With pre-season training camps into Week 3 and Canadian Premier League rosters nearing capacity, we’re looking at who’s projected as the top CPL players in each position.
Granted, the Canadian Premier League’s inaugural match — Forge FC vs. York9 FC on April 27 at Tim Hortons Field — remains over a month away, but it’s never too soon to look into our crystal balls to predict who the top performers could be in Season 1.
This series is currently based on pedigree, past performance and expectations upon seeing these players put pen to paper with their respective clubs.
Expect CPL Editorial to revisit this list at the conclusion of the Spring campaign in order to see whose stock skyrocketed and, well, whose plummeted.
Here are our top five central midfielders (in no particular order) who are projected to emerge as the best in the CPL.
Julian Buscher (Cavalry FC)
Bringing MLS pedigree and German youth international experience to the Cavalry midfield, Julian Buscher is exactly the sort of link-up midfielder that Tommy Wheeldon Jr. can rely on in the middle of his team’s lineup. Buscher is a little more attack-minded, capable of springing a winger with a well-placed diagonal, and his balance and athleticism make him a resilient option in midfield. He comes into the league with plenty of friends, having played alongside a number of Canadians at Syracuse University. But on the field? There’s no friendships to be kept over those 90 minutes.
Manny Aparicio (York9 FC)
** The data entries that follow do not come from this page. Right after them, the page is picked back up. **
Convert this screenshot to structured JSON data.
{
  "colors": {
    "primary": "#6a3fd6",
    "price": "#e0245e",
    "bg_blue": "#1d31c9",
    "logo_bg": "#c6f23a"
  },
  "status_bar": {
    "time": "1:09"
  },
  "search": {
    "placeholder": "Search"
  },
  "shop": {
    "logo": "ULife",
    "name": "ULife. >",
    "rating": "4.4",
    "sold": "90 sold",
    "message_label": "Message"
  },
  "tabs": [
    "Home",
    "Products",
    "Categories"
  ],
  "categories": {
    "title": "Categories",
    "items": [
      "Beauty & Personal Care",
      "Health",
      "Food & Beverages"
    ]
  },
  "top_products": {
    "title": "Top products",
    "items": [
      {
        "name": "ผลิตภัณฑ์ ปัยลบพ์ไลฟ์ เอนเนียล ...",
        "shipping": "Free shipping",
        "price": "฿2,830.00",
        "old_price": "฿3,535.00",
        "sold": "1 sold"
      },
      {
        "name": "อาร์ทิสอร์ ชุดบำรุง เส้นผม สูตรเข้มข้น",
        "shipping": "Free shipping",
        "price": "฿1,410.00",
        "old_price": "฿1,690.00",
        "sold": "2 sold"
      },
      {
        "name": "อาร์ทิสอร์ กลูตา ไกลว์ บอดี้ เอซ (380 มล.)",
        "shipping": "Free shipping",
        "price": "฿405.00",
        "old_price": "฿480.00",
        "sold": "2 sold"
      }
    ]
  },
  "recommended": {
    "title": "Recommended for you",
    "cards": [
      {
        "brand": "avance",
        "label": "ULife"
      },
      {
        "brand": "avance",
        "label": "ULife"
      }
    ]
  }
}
The perfect compliment to Ryan Telfer and Kyle Porter in the York9 midfield, Manny Aparicio enters the Canadian Premier League with a bit of a chip on his shoulder, having endured adversity and challenged his personal growth through time in Spain. This dynamic midfielder offers bounds of energy in the middle of the park and has an eye for a defence-breaking pass or two, so opposition midfielders won’t be keen to let him roam free in-between positional lines. Coupled with a touch of creativity, Aparicio could emerge as the top contender in this category by year’s end.
Michael Petrasso (Valour FC)
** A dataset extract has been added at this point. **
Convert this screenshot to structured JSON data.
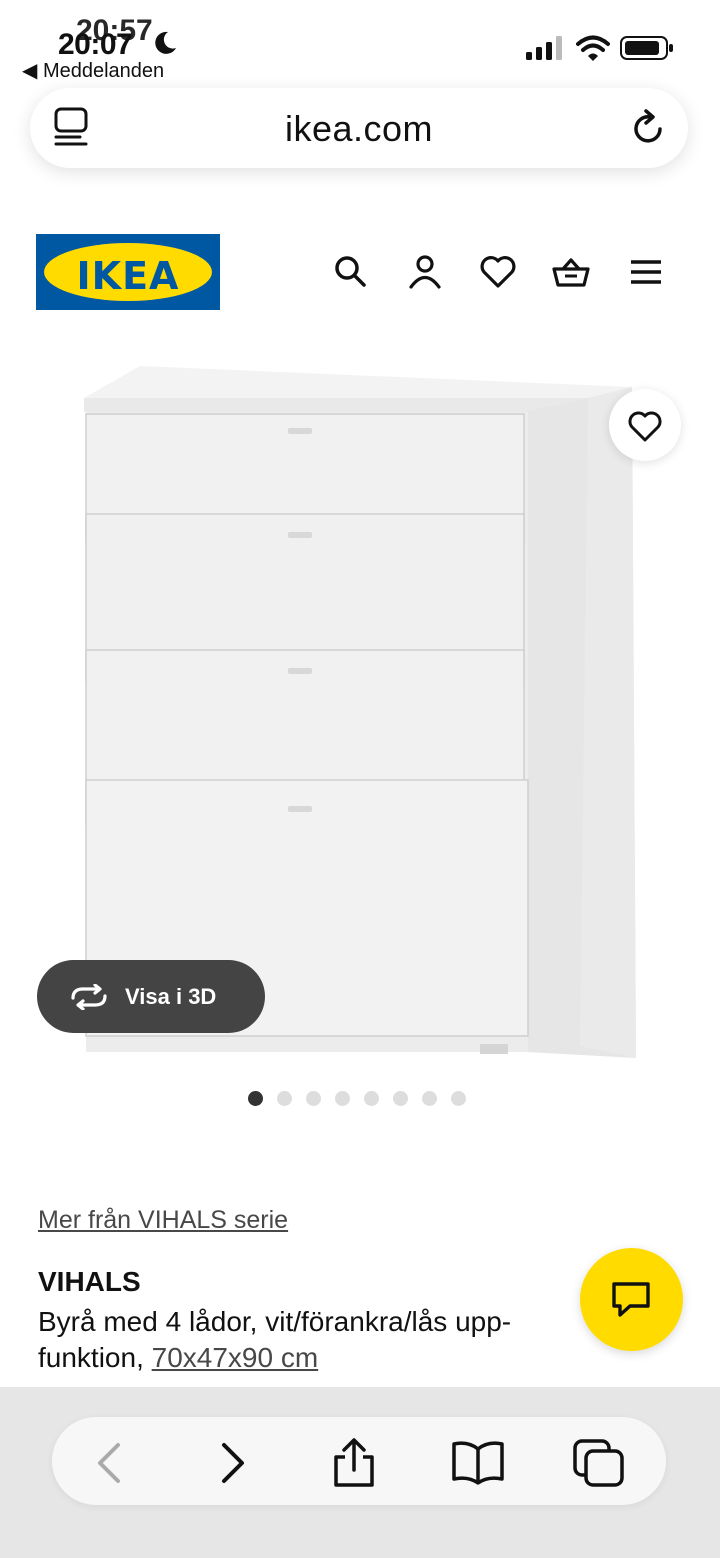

We’re not quite certain if Michael Petrasso can be classified as an out-and-out central midfielder; he’s neither a traditional No. 10, despite being heralded for his attacking instincts, and was most recently deputized at right-back during his time with the Montreal Impact. But early indications from Valour FC camp seem to hint that head coach Rob Gale is setting his side up in a 3-5-2, lending credence to the idea that Petrasso could slot in at the right-side of that inverted midfield triangle. If that’s the case, his pedigree and time at QPR alone sets him apart from the pack. A touch of greatness helps, too.
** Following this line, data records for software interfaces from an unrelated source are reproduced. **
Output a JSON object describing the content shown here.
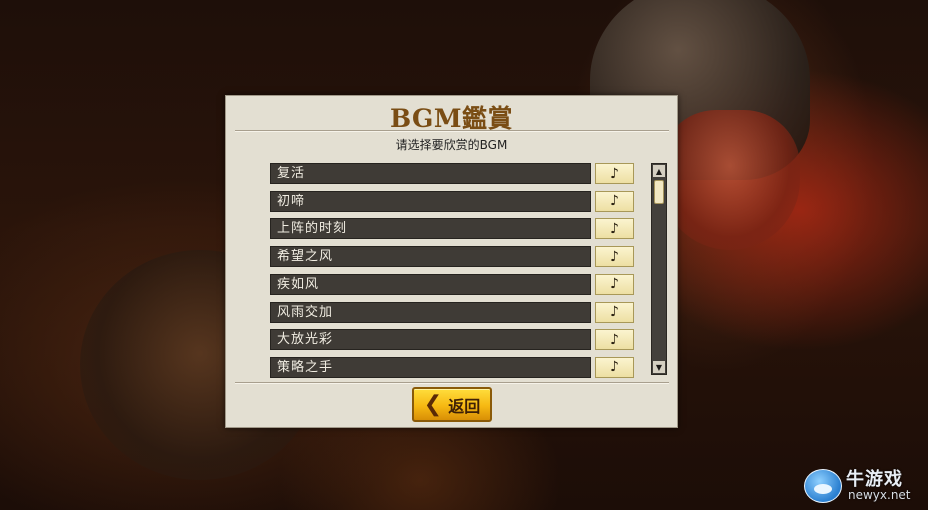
{
  "dialog": {
    "title": "BGM鑑賞",
    "subtitle": "请选择要欣赏的BGM"
  },
  "tracks": [
    {
      "name": "复活",
      "play_icon": "♪"
    },
    {
      "name": "初啼",
      "play_icon": "♪"
    },
    {
      "name": "上阵的时刻",
      "play_icon": "♪"
    },
    {
      "name": "希望之风",
      "play_icon": "♪"
    },
    {
      "name": "疾如风",
      "play_icon": "♪"
    },
    {
      "name": "风雨交加",
      "play_icon": "♪"
    },
    {
      "name": "大放光彩",
      "play_icon": "♪"
    },
    {
      "name": "策略之手",
      "play_icon": "♪"
    }
  ],
  "scrollbar": {
    "up_icon": "▲",
    "down_icon": "▼",
    "position": 0.0
  },
  "back_button": {
    "arrow_icon": "❮",
    "label": "返回"
  },
  "watermark": {
    "site_name": "牛游戏",
    "url": "newyx.net"
  },
  "colors": {
    "title": "#7a4d14",
    "panel_bg": "#e3dfd2",
    "row_bg": "#3f3b36",
    "play_button": "#f3e8b8",
    "back_button": "#f6b812"
  }
}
Kodai Iida (HFX Wanderers FC)
One of the standout performers from the CPL’s Open Trials, Kodai Iida brings a bit of finesse and craftiness to the midfield spot. His head coach Stephen Hart describes him as “instinctive and unpredictable and tricky” and adds that every one of the coaches at the Quebec Open Trials “noticed him immediately.” It’s a glowing review of a player who has yet to solidify a role in a professional team, though this reporter would peg him as a central midfielder through-and-through; his work rate lends itself to tracking back, while his attacking vision allows him to transition well on the front-foot.
Dylan Carreiro (Valour FC)
Another Valour FC midfielder, Dylan Carreiro brings a different sort of versatility to Gale’s lineup, capable of slotting in on the wing or at the tip of a midfield diamond. But, his time in League1 Ontario indicates a propensity for a more generalized midfield role, where he and Petrasso can work in-tandem in front of a more defence-minded enforcer. Carreiro brings plenty of experience for club and country, having suited up for Canada’s youth ranks in the past, and was also hardened by the Scottish battlegrounds during his time at Dundee. It may prove vital experience in hearty Winnipeg, the place of his birth.